INPUT MATERIAL:
++++

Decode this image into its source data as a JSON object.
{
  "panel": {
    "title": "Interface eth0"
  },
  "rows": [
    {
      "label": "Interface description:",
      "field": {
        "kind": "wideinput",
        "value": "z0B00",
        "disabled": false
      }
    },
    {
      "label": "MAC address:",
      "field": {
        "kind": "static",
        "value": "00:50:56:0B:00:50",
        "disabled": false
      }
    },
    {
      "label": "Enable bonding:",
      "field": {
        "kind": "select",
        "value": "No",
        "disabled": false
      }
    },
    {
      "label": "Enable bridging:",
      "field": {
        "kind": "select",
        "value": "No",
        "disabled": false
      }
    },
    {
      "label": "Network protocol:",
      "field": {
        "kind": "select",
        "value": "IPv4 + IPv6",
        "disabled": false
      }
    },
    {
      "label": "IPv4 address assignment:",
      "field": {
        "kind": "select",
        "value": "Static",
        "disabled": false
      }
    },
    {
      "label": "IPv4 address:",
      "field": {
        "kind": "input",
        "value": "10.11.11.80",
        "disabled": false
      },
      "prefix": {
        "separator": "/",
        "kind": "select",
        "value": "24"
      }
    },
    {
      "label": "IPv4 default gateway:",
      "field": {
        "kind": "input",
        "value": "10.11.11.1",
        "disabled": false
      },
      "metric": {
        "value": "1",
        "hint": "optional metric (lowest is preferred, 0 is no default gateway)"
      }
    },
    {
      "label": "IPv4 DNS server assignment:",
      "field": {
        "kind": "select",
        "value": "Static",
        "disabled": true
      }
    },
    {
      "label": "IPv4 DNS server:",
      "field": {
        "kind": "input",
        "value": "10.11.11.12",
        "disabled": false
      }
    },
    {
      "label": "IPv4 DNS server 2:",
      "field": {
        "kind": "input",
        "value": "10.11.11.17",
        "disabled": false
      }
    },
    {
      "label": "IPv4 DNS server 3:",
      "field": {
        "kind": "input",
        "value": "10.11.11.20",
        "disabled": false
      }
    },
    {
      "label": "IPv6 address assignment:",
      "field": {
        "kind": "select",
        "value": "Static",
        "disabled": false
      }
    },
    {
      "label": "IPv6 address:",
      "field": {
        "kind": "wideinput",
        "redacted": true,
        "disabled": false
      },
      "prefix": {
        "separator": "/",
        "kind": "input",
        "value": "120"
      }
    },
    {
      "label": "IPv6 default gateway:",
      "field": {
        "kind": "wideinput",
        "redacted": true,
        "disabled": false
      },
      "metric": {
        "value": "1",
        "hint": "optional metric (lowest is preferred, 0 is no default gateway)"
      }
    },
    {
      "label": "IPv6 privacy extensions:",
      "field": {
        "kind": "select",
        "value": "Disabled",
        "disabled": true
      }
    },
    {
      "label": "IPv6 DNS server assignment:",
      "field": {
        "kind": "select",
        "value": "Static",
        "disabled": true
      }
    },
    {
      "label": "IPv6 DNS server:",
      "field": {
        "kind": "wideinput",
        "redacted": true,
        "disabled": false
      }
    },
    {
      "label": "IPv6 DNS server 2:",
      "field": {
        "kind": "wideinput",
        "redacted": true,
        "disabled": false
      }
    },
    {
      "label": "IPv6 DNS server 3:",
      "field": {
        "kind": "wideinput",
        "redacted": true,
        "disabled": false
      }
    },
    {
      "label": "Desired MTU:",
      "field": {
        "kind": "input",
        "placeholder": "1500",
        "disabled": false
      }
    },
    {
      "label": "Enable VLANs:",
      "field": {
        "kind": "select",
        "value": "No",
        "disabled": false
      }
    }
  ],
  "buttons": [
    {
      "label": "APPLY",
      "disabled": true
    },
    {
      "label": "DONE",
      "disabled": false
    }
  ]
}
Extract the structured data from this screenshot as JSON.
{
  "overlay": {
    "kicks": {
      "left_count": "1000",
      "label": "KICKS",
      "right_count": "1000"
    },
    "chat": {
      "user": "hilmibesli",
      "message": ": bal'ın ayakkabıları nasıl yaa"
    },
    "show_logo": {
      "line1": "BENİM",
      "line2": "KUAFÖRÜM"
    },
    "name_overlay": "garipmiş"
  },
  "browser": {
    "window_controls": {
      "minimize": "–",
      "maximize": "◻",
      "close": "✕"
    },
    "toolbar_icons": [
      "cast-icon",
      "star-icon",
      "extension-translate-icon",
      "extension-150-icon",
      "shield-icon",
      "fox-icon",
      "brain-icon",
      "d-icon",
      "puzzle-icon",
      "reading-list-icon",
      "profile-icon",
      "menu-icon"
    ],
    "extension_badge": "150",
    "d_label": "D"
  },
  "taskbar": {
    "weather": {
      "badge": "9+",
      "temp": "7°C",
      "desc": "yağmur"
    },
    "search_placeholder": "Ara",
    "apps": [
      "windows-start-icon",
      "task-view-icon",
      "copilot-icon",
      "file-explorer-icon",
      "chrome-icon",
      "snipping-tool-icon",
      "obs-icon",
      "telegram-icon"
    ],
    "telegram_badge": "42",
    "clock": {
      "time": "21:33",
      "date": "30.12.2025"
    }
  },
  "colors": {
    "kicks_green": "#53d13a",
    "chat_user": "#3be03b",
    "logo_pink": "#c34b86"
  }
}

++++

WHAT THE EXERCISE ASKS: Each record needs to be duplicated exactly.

EXERCISE ANSWER:
Decode this image into its source data as a JSON object.
{
  "panel": {
    "title": "Interface eth0"
  },
  "rows": [
    {
      "label": "Interface description:",
      "field": {
        "kind": "wideinput",
        "value": "z0B00",
        "disabled": false
      }
    },
    {
      "label": "MAC address:",
      "field": {
        "kind": "static",
        "value": "00:50:56:0B:00:50",
        "disabled": false
      }
    },
    {
      "label": "Enable bonding:",
      "field": {
        "kind": "select",
        "value": "No",
        "disabled": false
      }
    },
    {
      "label": "Enable bridging:",
      "field": {
        "kind": "select",
        "value": "No",
        "disabled": false
      }
    },
    {
      "label": "Network protocol:",
      "field": {
        "kind": "select",
        "value": "IPv4 + IPv6",
        "disabled": false
      }
    },
    {
      "label": "IPv4 address assignment:",
      "field": {
        "kind": "select",
        "value": "Static",
        "disabled": false
      }
    },
    {
      "label": "IPv4 address:",
      "field": {
        "kind": "input",
        "value": "10.11.11.80",
        "disabled": false
      },
      "prefix": {
        "separator": "/",
        "kind": "select",
        "value": "24"
      }
    },
    {
      "label": "IPv4 default gateway:",
      "field": {
        "kind": "input",
        "value": "10.11.11.1",
        "disabled": false
      },
      "metric": {
        "value": "1",
        "hint": "optional metric (lowest is preferred, 0 is no default gateway)"
      }
    },
    {
      "label": "IPv4 DNS server assignment:",
      "field": {
        "kind": "select",
        "value": "Static",
        "disabled": true
      }
    },
    {
      "label": "IPv4 DNS server:",
      "field": {
        "kind": "input",
        "value": "10.11.11.12",
        "disabled": false
      }
    },
    {
      "label": "IPv4 DNS server 2:",
      "field": {
        "kind": "input",
        "value": "10.11.11.17",
        "disabled": false
      }
    },
    {
      "label": "IPv4 DNS server 3:",
      "field": {
        "kind": "input",
        "value": "10.11.11.20",
        "disabled": false
      }
    },
    {
      "label": "IPv6 address assignment:",
      "field": {
        "kind": "select",
        "value": "Static",
        "disabled": false
      }
    },
    {
      "label": "IPv6 address:",
      "field": {
        "kind": "wideinput",
        "redacted": true,
        "disabled": false
      },
      "prefix": {
        "separator": "/",
        "kind": "input",
        "value": "120"
      }
    },
    {
      "label": "IPv6 default gateway:",
      "field": {
        "kind": "wideinput",
        "redacted": true,
        "disabled": false
      },
      "metric": {
        "value": "1",
        "hint": "optional metric (lowest is preferred, 0 is no default gateway)"
      }
    },
    {
      "label": "IPv6 privacy extensions:",
      "field": {
        "kind": "select",
        "value": "Disabled",
        "disabled": true
      }
    },
    {
      "label": "IPv6 DNS server assignment:",
      "field": {
        "kind": "select",
        "value": "Static",
        "disabled": true
      }
    },
    {
      "label": "IPv6 DNS server:",
      "field": {
        "kind": "wideinput",
        "redacted": true,
        "disabled": false
      }
    },
    {
      "label": "IPv6 DNS server 2:",
      "field": {
        "kind": "wideinput",
        "redacted": true,
        "disabled": false
      }
    },
    {
      "label": "IPv6 DNS server 3:",
      "field": {
        "kind": "wideinput",
        "redacted": true,
        "disabled": false
      }
    },
    {
      "label": "Desired MTU:",
      "field": {
        "kind": "input",
        "placeholder": "1500",
        "disabled": false
      }
    },
    {
      "label": "Enable VLANs:",
      "field": {
        "kind": "select",
        "value": "No",
        "disabled": false
      }
    }
  ],
  "buttons": [
    {
      "label": "APPLY",
      "disabled": true
    },
    {
      "label": "DONE",
      "disabled": false
    }
  ]
}
Extract the structured data from this screenshot as JSON.
{
  "overlay": {
    "kicks": {
      "left_count": "1000",
      "label": "KICKS",
      "right_count": "1000"
    },
    "chat": {
      "user": "hilmibesli",
      "message": ": bal'ın ayakkabıları nasıl yaa"
    },
    "show_logo": {
      "line1": "BENİM",
      "line2": "KUAFÖRÜM"
    },
    "name_overlay": "garipmiş"
  },
  "browser": {
    "window_controls": {
      "minimize": "–",
      "maximize": "◻",
      "close": "✕"
    },
    "toolbar_icons": [
      "cast-icon",
      "star-icon",
      "extension-translate-icon",
      "extension-150-icon",
      "shield-icon",
      "fox-icon",
      "brain-icon",
      "d-icon",
      "puzzle-icon",
      "reading-list-icon",
      "profile-icon",
      "menu-icon"
    ],
    "extension_badge": "150",
    "d_label": "D"
  },
  "taskbar": {
    "weather": {
      "badge": "9+",
      "temp": "7°C",
      "desc": "yağmur"
    },
    "search_placeholder": "Ara",
    "apps": [
      "windows-start-icon",
      "task-view-icon",
      "copilot-icon",
      "file-explorer-icon",
      "chrome-icon",
      "snipping-tool-icon",
      "obs-icon",
      "telegram-icon"
    ],
    "telegram_badge": "42",
    "clock": {
      "time": "21:33",
      "date": "30.12.2025"
    }
  },
  "colors": {
    "kicks_green": "#53d13a",
    "chat_user": "#3be03b",
    "logo_pink": "#c34b86"
  }
}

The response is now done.